In September 2021, a coalition in Congress introduced the Eliminating a Quantifiably Unjust Application of the Law (EQUAL) Act to eliminate federal crack and powder cocaine sentencing disparities.
The disparity between crack and powder cocaine in sentencing has its roots in the Anti-Drug Abuse Act of 1986. This law set severe penalties for the possession of one amount of crack cocaine and 100 times the same amount of powder cocaine. For example, someone convicted of distributing 5 grams of crack cocaine served the same mandatory minimum prison sentence as someone convicted of distributing 500 grams of powder cocaine. In 2010, Congress passed the Fair Sentencing Act which reduced the disparity of crack to powder cocaine from 100:1 to 18:1. In 2018, the First Step Act passed which made the Fair Sentencing Act’s new 18:1 disparity retroactive.

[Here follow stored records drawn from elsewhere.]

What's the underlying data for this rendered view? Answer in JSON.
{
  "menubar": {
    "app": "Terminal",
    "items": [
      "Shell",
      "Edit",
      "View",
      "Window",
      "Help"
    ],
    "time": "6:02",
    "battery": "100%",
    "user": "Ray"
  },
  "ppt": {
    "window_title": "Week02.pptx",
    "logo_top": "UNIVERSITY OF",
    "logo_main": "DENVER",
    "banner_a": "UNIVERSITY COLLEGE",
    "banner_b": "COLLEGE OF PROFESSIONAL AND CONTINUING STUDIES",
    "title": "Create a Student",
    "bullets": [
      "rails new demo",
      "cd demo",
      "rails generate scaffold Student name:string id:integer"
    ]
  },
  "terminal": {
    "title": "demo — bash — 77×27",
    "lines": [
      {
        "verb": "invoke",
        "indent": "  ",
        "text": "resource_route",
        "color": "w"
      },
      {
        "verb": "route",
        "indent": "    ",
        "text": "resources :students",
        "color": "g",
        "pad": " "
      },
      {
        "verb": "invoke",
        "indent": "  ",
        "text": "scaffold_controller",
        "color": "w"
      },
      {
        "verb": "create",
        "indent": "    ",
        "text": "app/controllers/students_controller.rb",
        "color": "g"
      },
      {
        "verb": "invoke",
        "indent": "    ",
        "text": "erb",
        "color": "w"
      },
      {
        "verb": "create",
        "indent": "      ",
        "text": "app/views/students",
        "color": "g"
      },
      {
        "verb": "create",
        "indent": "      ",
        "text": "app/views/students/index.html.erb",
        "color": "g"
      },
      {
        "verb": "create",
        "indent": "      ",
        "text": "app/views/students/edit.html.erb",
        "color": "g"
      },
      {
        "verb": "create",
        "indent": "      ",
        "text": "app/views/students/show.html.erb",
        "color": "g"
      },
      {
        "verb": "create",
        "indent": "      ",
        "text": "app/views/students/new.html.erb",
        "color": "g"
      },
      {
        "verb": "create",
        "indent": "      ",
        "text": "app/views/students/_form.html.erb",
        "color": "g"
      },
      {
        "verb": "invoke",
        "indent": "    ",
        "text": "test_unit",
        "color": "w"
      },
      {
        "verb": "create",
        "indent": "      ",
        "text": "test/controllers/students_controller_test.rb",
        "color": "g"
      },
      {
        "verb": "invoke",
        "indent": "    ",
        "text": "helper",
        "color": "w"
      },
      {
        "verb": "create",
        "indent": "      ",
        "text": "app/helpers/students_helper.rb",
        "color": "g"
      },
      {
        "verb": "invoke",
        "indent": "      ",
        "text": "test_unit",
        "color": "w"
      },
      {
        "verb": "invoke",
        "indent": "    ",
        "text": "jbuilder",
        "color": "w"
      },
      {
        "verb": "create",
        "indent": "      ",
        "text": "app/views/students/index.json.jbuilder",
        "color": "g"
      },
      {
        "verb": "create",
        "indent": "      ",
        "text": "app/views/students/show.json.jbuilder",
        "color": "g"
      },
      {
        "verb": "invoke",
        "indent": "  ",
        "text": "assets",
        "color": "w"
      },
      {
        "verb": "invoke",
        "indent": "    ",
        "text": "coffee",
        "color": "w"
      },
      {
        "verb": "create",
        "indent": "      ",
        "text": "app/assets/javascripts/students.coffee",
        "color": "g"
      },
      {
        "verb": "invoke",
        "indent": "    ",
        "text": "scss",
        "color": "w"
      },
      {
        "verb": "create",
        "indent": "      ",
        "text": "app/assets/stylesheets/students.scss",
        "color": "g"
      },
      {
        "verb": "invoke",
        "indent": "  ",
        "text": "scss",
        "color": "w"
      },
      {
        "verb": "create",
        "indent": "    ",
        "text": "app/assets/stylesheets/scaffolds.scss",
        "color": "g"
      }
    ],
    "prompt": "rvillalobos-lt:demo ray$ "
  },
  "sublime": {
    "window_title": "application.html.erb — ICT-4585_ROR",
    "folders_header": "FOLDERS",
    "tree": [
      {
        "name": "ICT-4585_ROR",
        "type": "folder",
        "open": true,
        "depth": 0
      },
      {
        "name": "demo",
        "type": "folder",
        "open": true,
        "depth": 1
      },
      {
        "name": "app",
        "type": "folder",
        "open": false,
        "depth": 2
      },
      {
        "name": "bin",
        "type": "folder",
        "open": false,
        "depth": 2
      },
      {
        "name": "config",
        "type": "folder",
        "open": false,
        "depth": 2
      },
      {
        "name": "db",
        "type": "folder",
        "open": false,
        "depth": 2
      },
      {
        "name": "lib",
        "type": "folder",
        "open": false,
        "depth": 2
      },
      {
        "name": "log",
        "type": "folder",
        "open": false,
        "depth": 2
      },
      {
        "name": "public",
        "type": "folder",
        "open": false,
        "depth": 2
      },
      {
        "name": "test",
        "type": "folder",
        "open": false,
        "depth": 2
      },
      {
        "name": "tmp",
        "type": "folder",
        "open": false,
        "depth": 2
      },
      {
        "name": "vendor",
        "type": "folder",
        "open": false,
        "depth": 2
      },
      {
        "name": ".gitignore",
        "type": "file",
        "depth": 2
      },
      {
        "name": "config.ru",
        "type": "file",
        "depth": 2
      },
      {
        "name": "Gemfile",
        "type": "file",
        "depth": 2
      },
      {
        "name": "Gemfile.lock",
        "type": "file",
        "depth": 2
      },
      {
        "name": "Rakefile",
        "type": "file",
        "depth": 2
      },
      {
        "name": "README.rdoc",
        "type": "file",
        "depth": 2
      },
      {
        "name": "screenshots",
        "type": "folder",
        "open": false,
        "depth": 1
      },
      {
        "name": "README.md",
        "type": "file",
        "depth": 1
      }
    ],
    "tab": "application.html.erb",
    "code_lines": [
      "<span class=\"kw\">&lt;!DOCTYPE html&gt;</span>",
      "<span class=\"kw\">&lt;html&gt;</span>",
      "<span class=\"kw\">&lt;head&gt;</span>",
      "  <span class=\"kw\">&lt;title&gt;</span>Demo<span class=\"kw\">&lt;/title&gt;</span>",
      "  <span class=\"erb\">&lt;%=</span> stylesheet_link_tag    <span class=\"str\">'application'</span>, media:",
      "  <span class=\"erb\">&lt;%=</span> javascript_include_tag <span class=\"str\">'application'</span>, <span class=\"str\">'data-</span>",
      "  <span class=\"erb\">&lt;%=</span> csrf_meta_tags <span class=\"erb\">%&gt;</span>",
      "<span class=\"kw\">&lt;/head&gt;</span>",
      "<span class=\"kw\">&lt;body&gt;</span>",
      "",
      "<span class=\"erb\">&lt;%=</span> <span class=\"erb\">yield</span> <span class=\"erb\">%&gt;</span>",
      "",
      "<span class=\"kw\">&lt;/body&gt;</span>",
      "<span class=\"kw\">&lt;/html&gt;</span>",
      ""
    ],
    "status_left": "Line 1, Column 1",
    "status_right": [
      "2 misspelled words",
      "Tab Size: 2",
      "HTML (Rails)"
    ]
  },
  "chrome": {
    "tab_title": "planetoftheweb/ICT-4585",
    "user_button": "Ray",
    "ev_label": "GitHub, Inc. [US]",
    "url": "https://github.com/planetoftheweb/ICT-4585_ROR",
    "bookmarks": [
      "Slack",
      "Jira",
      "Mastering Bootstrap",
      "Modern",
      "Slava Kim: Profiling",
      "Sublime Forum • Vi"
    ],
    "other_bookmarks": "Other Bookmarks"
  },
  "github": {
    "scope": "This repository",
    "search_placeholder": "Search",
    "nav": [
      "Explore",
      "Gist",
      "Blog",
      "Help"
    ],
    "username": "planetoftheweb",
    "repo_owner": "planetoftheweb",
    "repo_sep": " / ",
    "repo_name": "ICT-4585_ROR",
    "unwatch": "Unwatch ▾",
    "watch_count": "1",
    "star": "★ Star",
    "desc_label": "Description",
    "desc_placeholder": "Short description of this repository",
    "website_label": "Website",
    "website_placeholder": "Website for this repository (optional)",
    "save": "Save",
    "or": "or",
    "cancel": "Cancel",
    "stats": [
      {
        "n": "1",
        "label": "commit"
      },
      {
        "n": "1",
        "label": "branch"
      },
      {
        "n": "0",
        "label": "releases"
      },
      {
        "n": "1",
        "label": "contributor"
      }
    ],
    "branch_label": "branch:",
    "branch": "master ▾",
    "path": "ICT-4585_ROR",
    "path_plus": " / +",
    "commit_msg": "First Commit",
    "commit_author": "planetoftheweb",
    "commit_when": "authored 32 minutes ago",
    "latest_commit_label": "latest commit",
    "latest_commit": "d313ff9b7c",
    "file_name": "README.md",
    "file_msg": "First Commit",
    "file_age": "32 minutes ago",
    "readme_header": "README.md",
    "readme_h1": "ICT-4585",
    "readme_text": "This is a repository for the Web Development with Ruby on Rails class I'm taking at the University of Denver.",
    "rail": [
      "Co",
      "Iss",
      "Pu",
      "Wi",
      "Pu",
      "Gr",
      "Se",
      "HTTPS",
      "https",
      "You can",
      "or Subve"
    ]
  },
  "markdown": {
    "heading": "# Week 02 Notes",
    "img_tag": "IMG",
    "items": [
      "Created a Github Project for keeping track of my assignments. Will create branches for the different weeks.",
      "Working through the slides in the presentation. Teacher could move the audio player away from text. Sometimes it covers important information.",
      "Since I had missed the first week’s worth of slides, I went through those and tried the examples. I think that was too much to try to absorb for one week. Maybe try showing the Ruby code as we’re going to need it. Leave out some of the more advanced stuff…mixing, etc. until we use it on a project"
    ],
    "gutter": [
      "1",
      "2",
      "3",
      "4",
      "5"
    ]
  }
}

Despite the change in disparity, many defendants were still facing longer sentences for involving crack cocaine than for offenses involving the same amount of powder cocaine.
There is no scientific justification for treating crack and powder cocaine differently. The EQUAL Act is necessary because it would completely eliminate the disparity between crack and powder cocaine that triggers federal mandatory sentences. If enacted, the EQUAL Act would reduce sentences for many federal defendants. According to the U.S. Sentencing Commission’s Report on the possible impact of the EQUAL Act, it could also result in a federal defendant’s average sentence reduced by 2 and a half years. The EQUAL Act was reintroduced in February of this year and its passage would be a crucial step towards reuniting families and equal justice for all.
When under investigation it is important to follow the advice of your attorney and not speak about the alleged crimes over social media. LGR Law, LLC’s federal criminal defense attorneys have the essential skills to protect your legal rights. Should you or a loved one receive any indication that you are a target of a federal investigation, contact Lorraine Gauli-Rufo, and the attorneys at LGR Law immediately. (973) 239-4300, www.lgrlawgroup.com, [email protected]